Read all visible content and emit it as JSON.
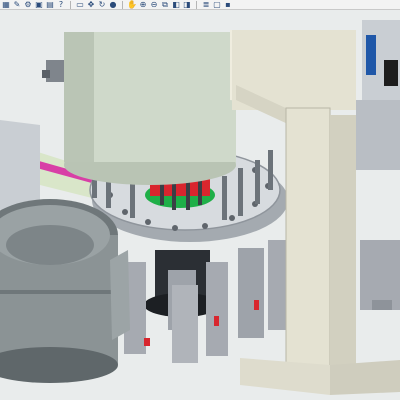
{
  "app": {
    "view": "3D assembly viewport"
  },
  "toolbar": {
    "items": [
      {
        "name": "grid-icon",
        "glyph": "▦"
      },
      {
        "name": "pen-icon",
        "glyph": "✎"
      },
      {
        "name": "settings-icon",
        "glyph": "⚙"
      },
      {
        "name": "folder-icon",
        "glyph": "▣"
      },
      {
        "name": "print-icon",
        "glyph": "▤"
      },
      {
        "name": "help-icon",
        "glyph": "?"
      },
      {
        "name": "select-icon",
        "glyph": "▭"
      },
      {
        "name": "pan-icon",
        "glyph": "✥"
      },
      {
        "name": "rotate-icon",
        "glyph": "↻"
      },
      {
        "name": "render-icon",
        "glyph": "●"
      },
      {
        "name": "hand-icon",
        "glyph": "✋"
      },
      {
        "name": "zoom-in-icon",
        "glyph": "⊕"
      },
      {
        "name": "zoom-out-icon",
        "glyph": "⊖"
      },
      {
        "name": "zoom-fit-icon",
        "glyph": "⧉"
      },
      {
        "name": "view-front-icon",
        "glyph": "◧"
      },
      {
        "name": "view-side-icon",
        "glyph": "◨"
      },
      {
        "name": "layers-icon",
        "glyph": "≣"
      },
      {
        "name": "display-icon",
        "glyph": "▢"
      },
      {
        "name": "save-icon",
        "glyph": "▪"
      }
    ]
  },
  "colors": {
    "background": "#e9ecec",
    "rotary_body": "#c9d4c4",
    "pillar": "#e4e2d2",
    "bowl": "#8b9395",
    "grey_parts": "#a6aab1",
    "red_part": "#d8262e",
    "green_part": "#1faf48",
    "magenta_rail": "#d83fa6",
    "blue_cabinet": "#1f57a8"
  }
}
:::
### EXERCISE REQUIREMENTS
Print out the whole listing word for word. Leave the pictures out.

### ANSWER TO THIS EXERCISE
Read all visible content and emit it as JSON.
{
  "app": {
    "view": "3D assembly viewport"
  },
  "toolbar": {
    "items": [
      {
        "name": "grid-icon",
        "glyph": "▦"
      },
      {
        "name": "pen-icon",
        "glyph": "✎"
      },
      {
        "name": "settings-icon",
        "glyph": "⚙"
      },
      {
        "name": "folder-icon",
        "glyph": "▣"
      },
      {
        "name": "print-icon",
        "glyph": "▤"
      },
      {
        "name": "help-icon",
        "glyph": "?"
      },
      {
        "name": "select-icon",
        "glyph": "▭"
      },
      {
        "name": "pan-icon",
        "glyph": "✥"
      },
      {
        "name": "rotate-icon",
        "glyph": "↻"
      },
      {
        "name": "render-icon",
        "glyph": "●"
      },
      {
        "name": "hand-icon",
        "glyph": "✋"
      },
      {
        "name": "zoom-in-icon",
        "glyph": "⊕"
      },
      {
        "name": "zoom-out-icon",
        "glyph": "⊖"
      },
      {
        "name": "zoom-fit-icon",
        "glyph": "⧉"
      },
      {
        "name": "view-front-icon",
        "glyph": "◧"
      },
      {
        "name": "view-side-icon",
        "glyph": "◨"
      },
      {
        "name": "layers-icon",
        "glyph": "≣"
      },
      {
        "name": "display-icon",
        "glyph": "▢"
      },
      {
        "name": "save-icon",
        "glyph": "▪"
      }
    ]
  },
  "colors": {
    "background": "#e9ecec",
    "rotary_body": "#c9d4c4",
    "pillar": "#e4e2d2",
    "bowl": "#8b9395",
    "grey_parts": "#a6aab1",
    "red_part": "#d8262e",
    "green_part": "#1faf48",
    "magenta_rail": "#d83fa6",
    "blue_cabinet": "#1f57a8"
  }
}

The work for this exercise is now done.